Not all cyberattacks focus on data theft. Sometimes the intent is “to achieve the destruction of the physical world through digital means,” Chinese tech giant Tencent warns. The company’s researchers have just disclosed a serious new vulnerability in many of the mass-market fast chargers now used around the world.
When you connect your device to a fast charger with a USB cable, there is a negotiation between the two, establishing the most powerful charge the device can safely handle. This negotiation is managed between the firmware on the device and the firmware on the charger and assumes both will play nicely with one another.
But Tencent’s researchers have now proven that a compromised charger can override this negotiation, pushing more power down the cable than the device can safely handle, likely destroying the device and potentially even setting it on fire.
Because the fast charger is essentially a smart device in its own right, it is open to a malicious compromise. An attack is very simple. With malware loaded onto a smartphone, an attacker connects to the charger, overwriting its firmware and essentially arming it as a weapon for whatever plugs into it next.
The interesting twist here is that the malware might even be on the target device. An attacker pushes that malicious code to your phone. The first time you connect to a vulnerable fast charger, the phone overwrites its firmware. The next time you connect to that same charger to repower your device, your phone will be overloaded.
Tencent has produced a demo video, showing how a charger can be compromised and then used to overload a device.
Tencent has dubbed this issue “BadPower,” and warned that “all products with BadPower problems can be attacked by special hardware, and a considerable number of them can also be attacked by ordinary terminals such as mobile phones, tablets, and laptops that support the fast charging protocol.”
The researchers identified 234 fast chargers on the market and tested 35 of them. Of those, they found “at least 18 had BadPower problems and involved eight brands.” Of those 18 charging devices, 11 were vulnerable to a simple attack through a device that also supports the fast charging protocol, such as a mobile phone.

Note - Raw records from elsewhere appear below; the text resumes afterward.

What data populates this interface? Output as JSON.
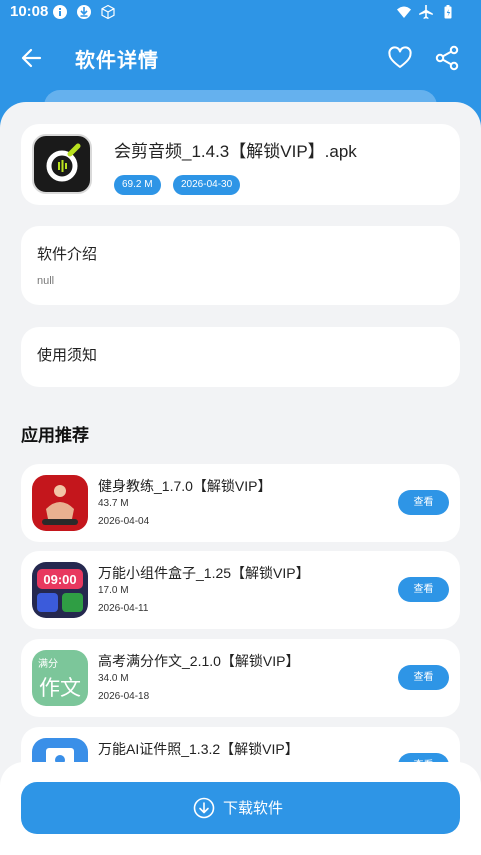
{
  "status_bar": {
    "time": "10:08"
  },
  "header": {
    "title": "软件详情"
  },
  "app": {
    "name": "会剪音频_1.4.3【解锁VIP】.apk",
    "size": "69.2 M",
    "date": "2026-04-30"
  },
  "intro": {
    "heading": "软件介绍",
    "body": "null"
  },
  "notice": {
    "heading": "使用须知"
  },
  "recommend": {
    "title": "应用推荐",
    "view_label": "查看",
    "items": [
      {
        "name": "健身教练_1.7.0【解锁VIP】",
        "size": "43.7 M",
        "date": "2026-04-04",
        "icon": "fitness-icon"
      },
      {
        "name": "万能小组件盒子_1.25【解锁VIP】",
        "size": "17.0 M",
        "date": "2026-04-11",
        "icon": "widget-box-icon"
      },
      {
        "name": "高考满分作文_2.1.0【解锁VIP】",
        "size": "34.0 M",
        "date": "2026-04-18",
        "icon": "essay-icon"
      },
      {
        "name": "万能AI证件照_1.3.2【解锁VIP】",
        "icon": "id-photo-icon"
      }
    ]
  },
  "download": {
    "label": "下载软件"
  },
  "icon_text": {
    "widget_time": "09:00",
    "essay_small": "满分",
    "essay_big": "作文"
  },
  "colors": {
    "primary": "#2E95E6",
    "background": "#F2F3F5"
  }
}
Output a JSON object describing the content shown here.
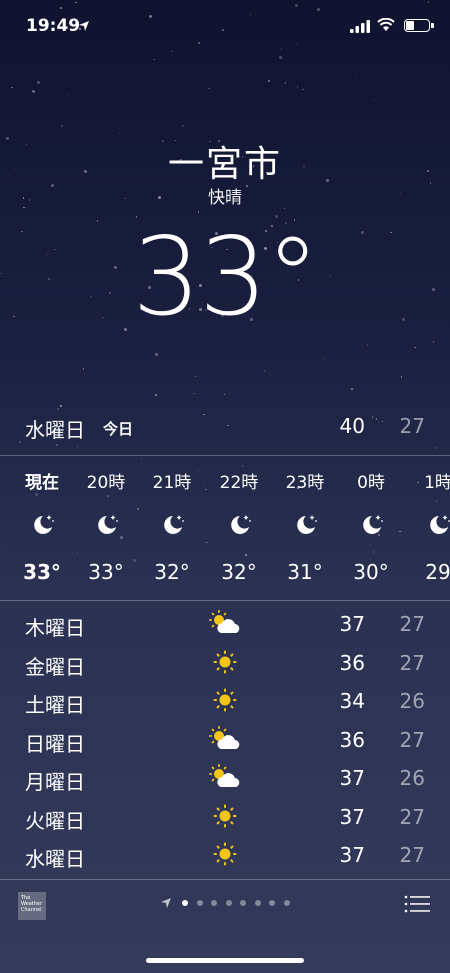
{
  "status": {
    "time": "19:49"
  },
  "location": {
    "city": "一宮市",
    "condition": "快晴",
    "temperature": "33°"
  },
  "today": {
    "day": "水曜日",
    "tag": "今日",
    "high": "40",
    "low": "27"
  },
  "hourly": [
    {
      "label": "現在",
      "temp": "33°",
      "icon": "moon-stars-icon"
    },
    {
      "label": "20時",
      "temp": "33°",
      "icon": "moon-stars-icon"
    },
    {
      "label": "21時",
      "temp": "32°",
      "icon": "moon-stars-icon"
    },
    {
      "label": "22時",
      "temp": "32°",
      "icon": "moon-stars-icon"
    },
    {
      "label": "23時",
      "temp": "31°",
      "icon": "moon-stars-icon"
    },
    {
      "label": "0時",
      "temp": "30°",
      "icon": "moon-stars-icon"
    },
    {
      "label": "1時",
      "temp": "29",
      "icon": "moon-stars-icon"
    }
  ],
  "daily": [
    {
      "day": "木曜日",
      "icon": "partly-cloudy-icon",
      "high": "37",
      "low": "27"
    },
    {
      "day": "金曜日",
      "icon": "sun-icon",
      "high": "36",
      "low": "27"
    },
    {
      "day": "土曜日",
      "icon": "sun-icon",
      "high": "34",
      "low": "26"
    },
    {
      "day": "日曜日",
      "icon": "partly-cloudy-icon",
      "high": "36",
      "low": "27"
    },
    {
      "day": "月曜日",
      "icon": "partly-cloudy-icon",
      "high": "37",
      "low": "26"
    },
    {
      "day": "火曜日",
      "icon": "sun-icon",
      "high": "37",
      "low": "27"
    },
    {
      "day": "水曜日",
      "icon": "sun-icon",
      "high": "37",
      "low": "27"
    }
  ],
  "footer": {
    "provider": "The Weather Channel",
    "pages": 8,
    "active_page": 1
  },
  "colors": {
    "sun": "#f5c518",
    "low_text": "#9aa0b8"
  }
}
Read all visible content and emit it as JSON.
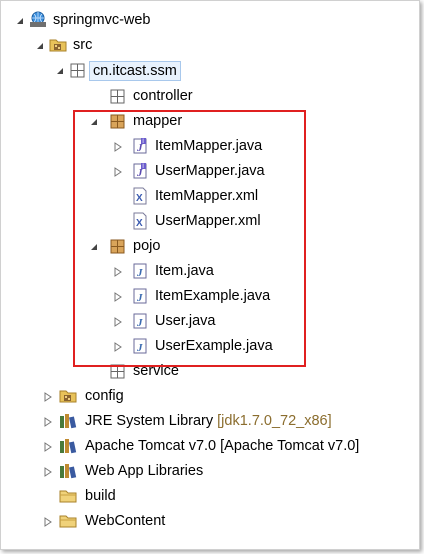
{
  "tree": {
    "project": "springmvc-web",
    "src": "src",
    "package_main": "cn.itcast.ssm",
    "pkg_controller": "controller",
    "pkg_mapper": "mapper",
    "mapper_files": [
      "ItemMapper.java",
      "UserMapper.java",
      "ItemMapper.xml",
      "UserMapper.xml"
    ],
    "pkg_pojo": "pojo",
    "pojo_files": [
      "Item.java",
      "ItemExample.java",
      "User.java",
      "UserExample.java"
    ],
    "pkg_service": "service",
    "config": "config",
    "jre_label": "JRE System Library",
    "jre_decoration": "[jdk1.7.0_72_x86]",
    "tomcat": "Apache Tomcat v7.0 [Apache Tomcat v7.0]",
    "webapp_libs": "Web App Libraries",
    "build": "build",
    "webcontent": "WebContent"
  },
  "colors": {
    "highlight_border": "#e02020",
    "selection_bg": "#e8f2fd",
    "decoration_text": "#8b6d2e"
  },
  "icons": {
    "project": "web-project-icon",
    "source_folder": "source-folder-icon",
    "package": "package-icon",
    "java_interface": "java-interface-icon",
    "java_class": "java-class-icon",
    "xml_file": "xml-file-icon",
    "library": "library-icon",
    "folder": "folder-icon"
  }
}
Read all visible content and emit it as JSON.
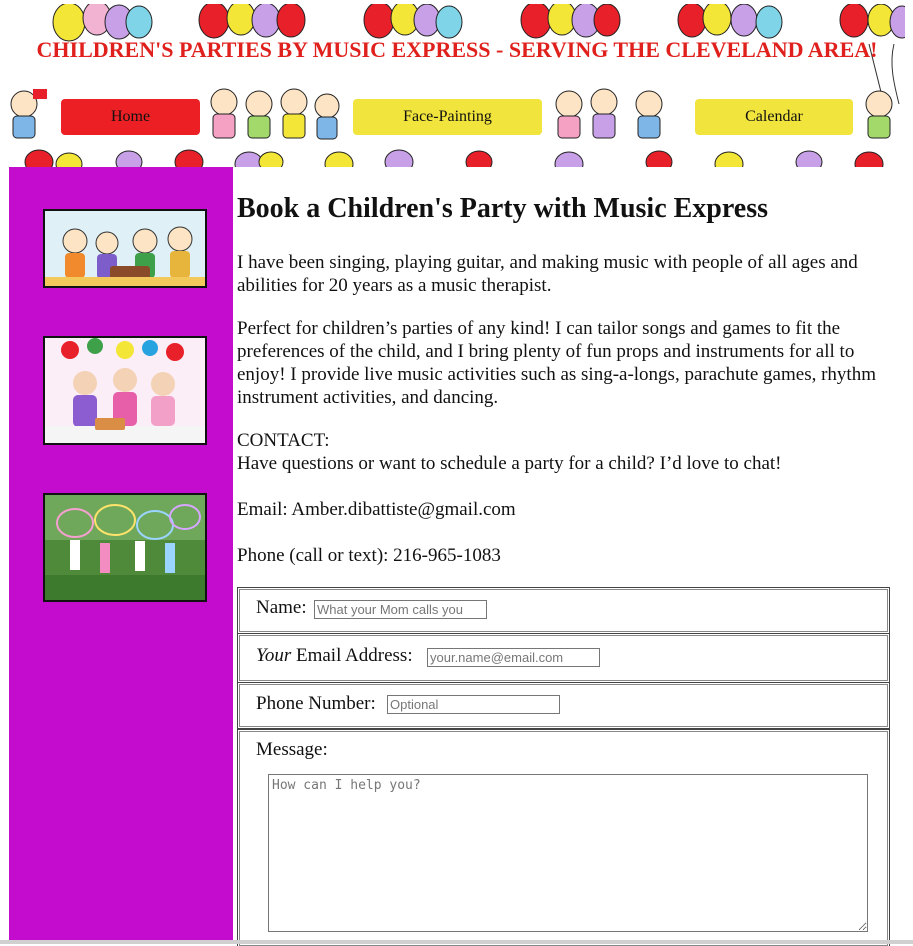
{
  "header": {
    "title": "CHILDREN'S PARTIES BY MUSIC EXPRESS - SERVING THE CLEVELAND AREA!",
    "nav": [
      {
        "label": "Home",
        "color": "#ec2024"
      },
      {
        "label": "Face-Painting",
        "color": "#f1e43c"
      },
      {
        "label": "Calendar",
        "color": "#f1e43c"
      }
    ]
  },
  "colors": {
    "title_red": "#e0201c",
    "sidebar_purple": "#c40ccf"
  },
  "main": {
    "title": "Book a Children's Party with Music Express",
    "intro": "I have been singing, playing guitar, and making music with people of all ages and abilities for 20 years as a music therapist.",
    "perfect": "Perfect for children’s parties of any kind! I can tailor songs and games to fit the preferences of the child, and I bring plenty of fun props and instruments for all to enjoy! I provide live music activities such as sing-a-longs, parachute games, rhythm instrument activities, and dancing.",
    "contact_heading": "CONTACT:",
    "contact_text": "Have questions or want to schedule a party for a child? I’d love to chat!",
    "email_line": "Email: Amber.dibattiste@gmail.com",
    "phone_line": "Phone (call or text): 216-965-1083"
  },
  "form": {
    "name_label": "Name:",
    "name_placeholder": "What your Mom calls you",
    "email_label_em": "Your",
    "email_label_rest": " Email Address:",
    "email_placeholder": "your.name@email.com",
    "phone_label": "Phone Number:",
    "phone_placeholder": "Optional",
    "message_label": "Message:",
    "message_placeholder": "How can I help you?"
  }
}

According to the researchers, while there is a risk with devices that are designed to be fast-charged, the greater risk is with those that are not. Their advice is not to plug basic 5v devices into fast chargers with a USB to USB-C cable.
The research team at Tencent’s Xuanwu Lab reported the issue to the China National Vulnerability Database (CNVD) and will also engage with affected manufacturers, they say, on mitigation techniques. Clearly, with this issue disclosed, revised standards need to be put in place.
So, is this really an issue for you to worry about? That depends. There is a broad problem here, with wide-scale safety measures not yet in place. This means the chargers you buy online—with no way of knowing which might be vulnerable—could damage your device or worse. Sticking to well-known manufacturers is clearly a sensible precaution here, as with any such devices you plug in at home.
There is a slightly darker threat here also, one that impacts those of you that might find yourselves targeted by bad actors. Think dissidents, reporters, protesters. A simple attack that might impact your ability to communicate, to potentially knock you offline, could be relevant. You should take care of the chargers you use.
We have seen warnings before on the use of chargers, either those in public spaces or those we borrow from others. That issue has been all about the potential for data theft when you use a data cable to charge your device and do not know the provenance of the charger itself. We have even seen compromised data cables used for the same purpose, where the cable hides a wireless connection.
That advice—to be careful when you connect your smart device with a smart cable that can do more than simply charge—is the same in both cases.
Beyond the specifics, this is yet another warning on the perils of the fast-growing IoT space, where we buy, plug-in and connect myriad devices. Our homes and offices are now filled with tech, and while we worry about our computers, phones and tablets, we pay little attention to the kitchen gadgets, the smart home accessories, and the toys we buy online from makers we have never heard of before.
You are surrounded by countless little computers, many of which you connect to your wifi and offer a route to the outside world. The issue you face, of course, is all about data and security compromise. This report from Tencent just shows that there are other dangers as well, stemming from that same issue.